Emptiness Changes Everything

If you want to understand contemplation, and therefore contemplative ecology, you have to become acquainted with emptiness. You can’t bypass emptiness and understand why contemplation has the potential to address the root causes of the ecological crisis. The encounter with emptiness is a fundamental stick in the spokes of the operations of the human mind and all it wishes for and all it projects onto the world in the myriad forms of exploitative desire, that endless grasping for more. Emptiness negates all of our attempts to affirm our independent existence. Not too many people want to go there, but contemplation cannot be understood without emptiness.

Emptiness is not to be found in its description. The thing that actually reshapes a life cannot be described. My own words do not do it justice. Emptiness unmasks all of our images and replaces them with incomprehensible reality. If it doesn’t turn a life on its ear, it hasn’t been seen, or it has been seen and dismissed. Buddhists speak of emptiness (sunyata) as the flip side of interdependence. That is, because everything is absolutely interdependent, everything is empty of independent existence. In other words, emptiness is the interdependence of absolutely everything. This is good as far as it goes, but if it remains only an intellectual formulation, it barely hints at the “turn your life on its head” effect of actually seeing the truth of emptiness, of discovering that you do not exist in the way that you imagine you do, as a separate, independent self. It is hard to accept that all of one’s life energy has been poured into the maintenance and defense of a fiction. What a waste of life energy.

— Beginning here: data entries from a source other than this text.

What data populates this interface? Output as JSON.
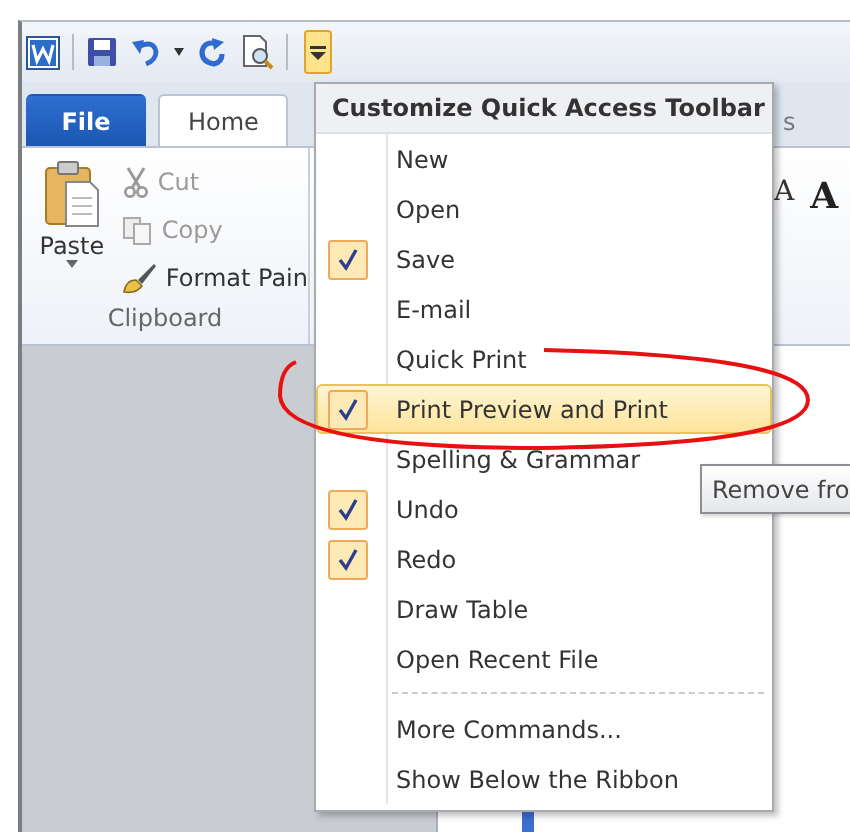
{
  "tabs": [
    {
      "label": "File",
      "kind": "file",
      "selected": false
    },
    {
      "label": "Home",
      "kind": "tab",
      "selected": true
    },
    {
      "label": "s",
      "kind": "tab",
      "selected": false
    }
  ],
  "clipboard": {
    "paste": "Paste",
    "commands": [
      {
        "label": "Cut",
        "kind": "cut",
        "disabled": true
      },
      {
        "label": "Copy",
        "kind": "copy",
        "disabled": true
      },
      {
        "label": "Format Pain",
        "kind": "brush",
        "disabled": false
      }
    ],
    "group_label": "Clipboard"
  },
  "font_controls": [
    "A",
    "A"
  ],
  "menu": {
    "title": "Customize Quick Access Toolbar",
    "items": [
      {
        "kind": "item",
        "label": "New",
        "checked": false,
        "selected": false
      },
      {
        "kind": "item",
        "label": "Open",
        "checked": false,
        "selected": false
      },
      {
        "kind": "item",
        "label": "Save",
        "checked": true,
        "selected": false
      },
      {
        "kind": "item",
        "label": "E-mail",
        "checked": false,
        "selected": false
      },
      {
        "kind": "item",
        "label": "Quick Print",
        "checked": false,
        "selected": false
      },
      {
        "kind": "item",
        "label": "Print Preview and Print",
        "checked": true,
        "selected": true
      },
      {
        "kind": "item",
        "label": "Spelling & Grammar",
        "checked": false,
        "selected": false
      },
      {
        "kind": "item",
        "label": "Undo",
        "checked": true,
        "selected": false
      },
      {
        "kind": "item",
        "label": "Redo",
        "checked": true,
        "selected": false
      },
      {
        "kind": "item",
        "label": "Draw Table",
        "checked": false,
        "selected": false
      },
      {
        "kind": "item",
        "label": "Open Recent File",
        "checked": false,
        "selected": false
      },
      {
        "kind": "separator"
      },
      {
        "kind": "item",
        "label": "More Commands...",
        "checked": false,
        "selected": false
      },
      {
        "kind": "item",
        "label": "Show Below the Ribbon",
        "checked": false,
        "selected": false
      }
    ]
  },
  "tooltip": {
    "text": "Remove fro"
  }
}
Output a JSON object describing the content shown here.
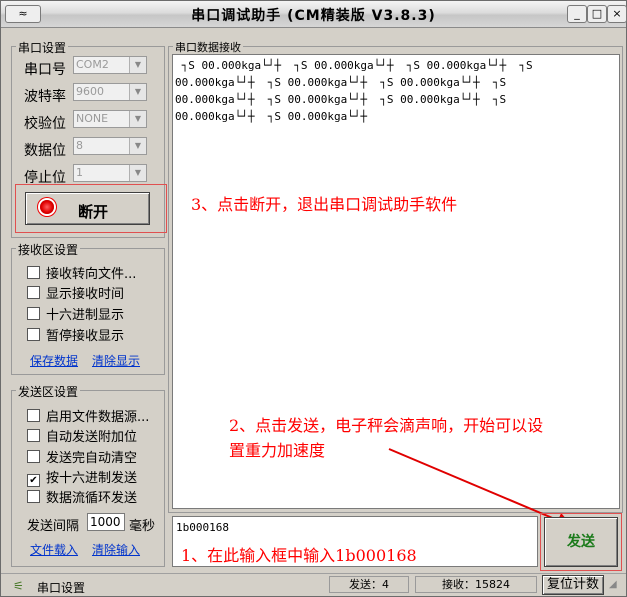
{
  "window": {
    "title": "串口调试助手 (CM精装版 V3.8.3)",
    "sysmenu": "≈"
  },
  "serial": {
    "group_title": "串口设置",
    "fields": [
      {
        "label": "串口号",
        "value": "COM2"
      },
      {
        "label": "波特率",
        "value": "9600"
      },
      {
        "label": "校验位",
        "value": "NONE"
      },
      {
        "label": "数据位",
        "value": "8"
      },
      {
        "label": "停止位",
        "value": "1"
      }
    ],
    "disconnect_label": "断开"
  },
  "receive": {
    "group_title": "接收区设置",
    "options": [
      {
        "label": "接收转向文件...",
        "checked": false
      },
      {
        "label": "显示接收时间",
        "checked": false
      },
      {
        "label": "十六进制显示",
        "checked": false
      },
      {
        "label": "暂停接收显示",
        "checked": false
      }
    ],
    "save_link": "保存数据",
    "clear_link": "清除显示"
  },
  "send_settings": {
    "group_title": "发送区设置",
    "options": [
      {
        "label": "启用文件数据源...",
        "checked": false
      },
      {
        "label": "自动发送附加位",
        "checked": false
      },
      {
        "label": "发送完自动清空",
        "checked": false
      },
      {
        "label": "按十六进制发送",
        "checked": true
      },
      {
        "label": "数据流循环发送",
        "checked": false
      }
    ],
    "interval_label": "发送间隔",
    "interval_value": "1000",
    "interval_unit": "毫秒",
    "file_link": "文件载入",
    "clear_link": "清除输入"
  },
  "receive_area": {
    "title": "串口数据接收",
    "lines": [
      " ┐S 00.000kga└┘┼  ┐S 00.000kga└┘┼  ┐S 00.000kga└┘┼  ┐S",
      "00.000kga└┘┼  ┐S 00.000kga└┘┼  ┐S 00.000kga└┘┼  ┐S",
      "00.000kga└┘┼  ┐S 00.000kga└┘┼  ┐S 00.000kga└┘┼  ┐S",
      "00.000kga└┘┼  ┐S 00.000kga└┘┼"
    ]
  },
  "send_area": {
    "value": "1b000168",
    "send_label": "发送"
  },
  "annotations": {
    "step3": "3、点击断开，退出串口调试助手软件",
    "step2_line1": "2、点击发送，电子秤会滴声响，开始可以设",
    "step2_line2": "置重力加速度",
    "step1": "1、在此输入框中输入1b000168"
  },
  "status": {
    "port_label": "串口设置",
    "sent": "发送：4",
    "received": "接收：15824",
    "reset_label": "复位计数"
  },
  "colors": {
    "annotation": "#ff0000",
    "link": "#0033cc",
    "send_btn_text": "#1a7a1a",
    "window_bg": "#d4d0c8"
  }
}
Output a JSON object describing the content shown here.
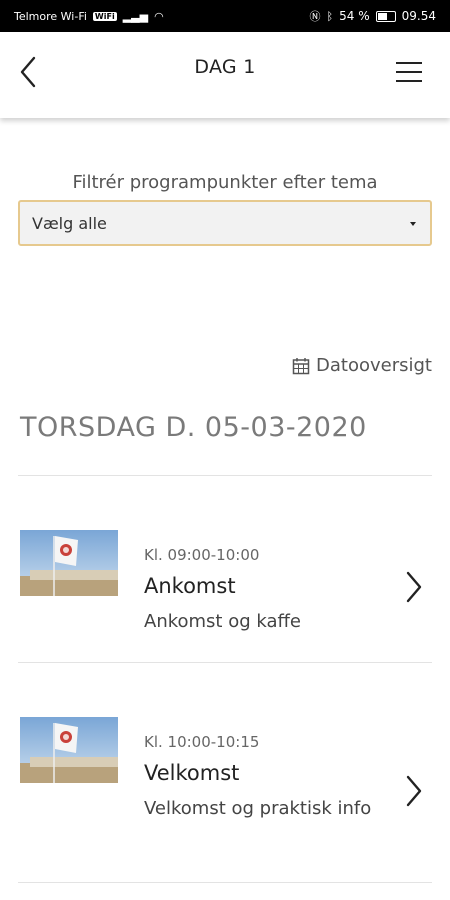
{
  "status_bar": {
    "carrier": "Telmore Wi-Fi",
    "wifi_badge": "WiFi",
    "battery": "54 %",
    "time": "09.54"
  },
  "header": {
    "title": "DAG 1"
  },
  "filter": {
    "label": "Filtrér programpunkter efter tema",
    "selected": "Vælg alle"
  },
  "date_overview": {
    "label": "Datooversigt",
    "icon": "calendar-icon"
  },
  "day_heading": "TORSDAG D. 05-03-2020",
  "items": [
    {
      "time": "Kl. 09:00-10:00",
      "title": "Ankomst",
      "description": "Ankomst og kaffe"
    },
    {
      "time": "Kl. 10:00-10:15",
      "title": "Velkomst",
      "description": "Velkomst og praktisk info"
    }
  ],
  "colors": {
    "filter_border": "#e6c98e",
    "heading_gray": "#7a7a7a"
  }
}
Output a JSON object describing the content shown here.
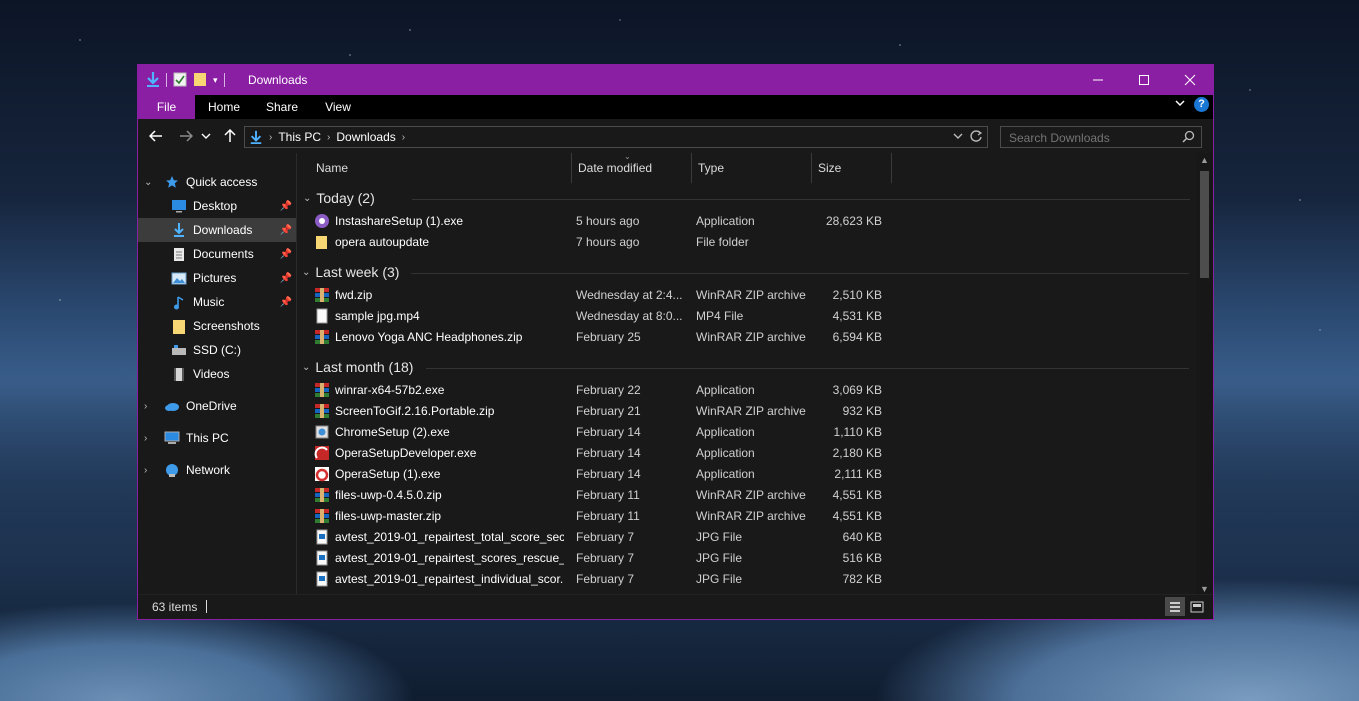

Emptiness is the key. Emptiness is what makes contemplation inherently ecological. The emptiness (non-existence) of the separate self is the presence and interaction of everything. Without emptiness, contemplation might be understood as stillness or quietude or self-reflection, but not ecology. You might have an idea about wholeness or oneness or interdependence, but you don’t necessarily experience it. You don’t get the whole movement of life rushing in, where before you had a separate self, trying to make its mark on the world and trying to get the world to fulfill its desires and confirm its beliefs. Emptiness is the loss of every belief and every idea and every image of one’s self and the world. Emptiness takes away everything we think we are, and brings us into contact with the whole of everything, exactly as it is, beyond all images, all experiences, all ideas, all stories, all beliefs, all understanding. Emptiness changes everything.